Oss, Rotterdam, April, 28th, 2016 – Researchers from Erasmus Medical Center and NTRC have discovered novel combinations of experimental small molecule drugs that synergistically block pathologic activation of the IL7-receptor signalling cascade in leukemic cells of pediatric T-cell acute lymphoblastic leukemic (T-ALL) patients. The results of these pre-clinical studies will be published in an article in the high-impact scientific journal Leukemia, which can be previewed online at the site of the journal.
Intensive multi-agent combination therapy has resulted in an improved cure and increased survival of children suffering from acute T cell leukemia. Still, the perspective of relapsed patients remains poor, while a major disadvantage of high-intensive treatment protocols is that they may trigger therapy-related toxic effects that appear later in life.
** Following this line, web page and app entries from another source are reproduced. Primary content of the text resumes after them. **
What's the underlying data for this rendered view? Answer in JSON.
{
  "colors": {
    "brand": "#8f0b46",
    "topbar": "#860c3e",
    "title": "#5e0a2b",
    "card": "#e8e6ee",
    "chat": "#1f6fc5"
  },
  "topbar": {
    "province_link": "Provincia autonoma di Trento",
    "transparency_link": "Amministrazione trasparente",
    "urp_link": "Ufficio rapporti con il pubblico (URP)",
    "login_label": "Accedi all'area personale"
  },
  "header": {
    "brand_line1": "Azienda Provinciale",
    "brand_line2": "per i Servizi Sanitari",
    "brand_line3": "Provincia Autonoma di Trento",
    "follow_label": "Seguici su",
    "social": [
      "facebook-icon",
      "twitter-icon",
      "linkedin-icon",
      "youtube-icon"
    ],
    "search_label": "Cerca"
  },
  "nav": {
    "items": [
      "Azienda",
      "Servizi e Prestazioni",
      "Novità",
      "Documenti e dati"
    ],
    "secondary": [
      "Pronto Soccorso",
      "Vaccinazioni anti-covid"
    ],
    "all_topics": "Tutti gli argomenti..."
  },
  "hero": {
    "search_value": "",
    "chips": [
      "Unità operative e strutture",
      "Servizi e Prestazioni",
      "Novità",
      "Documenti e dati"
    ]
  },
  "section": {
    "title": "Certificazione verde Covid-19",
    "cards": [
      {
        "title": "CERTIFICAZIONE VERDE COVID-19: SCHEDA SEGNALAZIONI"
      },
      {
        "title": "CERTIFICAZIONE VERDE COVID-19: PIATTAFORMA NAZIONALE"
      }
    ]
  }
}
By high-throughput parallel DNA sequence analysis, Dr. Jules Meijerink and his team at the Erasmus Medical Center in Rotterdam (EMCR) has categorized many of the mutations associated with T-ALL in pediatric patients. In almost half of T-ALL patients mutations in the gene coding for the interleukin 7 receptor (IL7R) or in genes encoding downstream signalling molecules were found. In a collaboration with EMC, researchers from NTRC developed viability assays for T-cell leukemia cells from patients to determine the effects of libraries of small molecule compounds and investigational drugs as single agents and in combinations. In the article in Leukemia it is shown that inhibitors of the protein kinase MEK and of the lipid kinase PI-3Kinase or the protein kinase AKT synergistically inhibit activation of the IL7 receptor in human cancer cell lines and also in primary patient samples. Since the combination of MEK and PI-3K/AKT inhibitors is also toxic to cells without apparent mutations in the IL7 receptor pathway, the synergistic drug combinations may well have broader application in T-ALL. One of the encouraging results of current study is that novel synergistic combinations identified in cancer cell line profiling (SynergyFinder™) can be translated to patient samples.
From September this year, Dr. Meijerink will continue its research at the new Princess Máxima Center for Pediatric Oncology in Utrecht, The Netherlands.
Reference: Canté-Barrett et al. (2016) MEK and PI3K-AKT inhibitors synergistically block activated IL7-receptor signalling in T-cell acute lymphoblastic leukemia. Leukemia, published online first April 22nd.
NTRC is a precision medicine company dedicated to the development of new anti-cancer drugs. NTRC facilitates the development of novel therapies by providing cancer cell line profiling services (Oncolines™, SynergyFinder™ and OncolinesProfiler™), target residence time measurements for protein kinases (ResidenceTimer™), and developing new enabling technologies, such as NFK GreenScreen™. In addition, NTRC develops own novel targeted therapies based on small molecules, such as selective inhibitors of TTK (Mps1) protein kinase for chromosomal unstable tumours and inhibitors of the tryptophan metabolizing enzymes IDO1 and TDO for cancer immunotherapy. For more information please visit www.ntrc.nl or contact firstname.lastname@example.org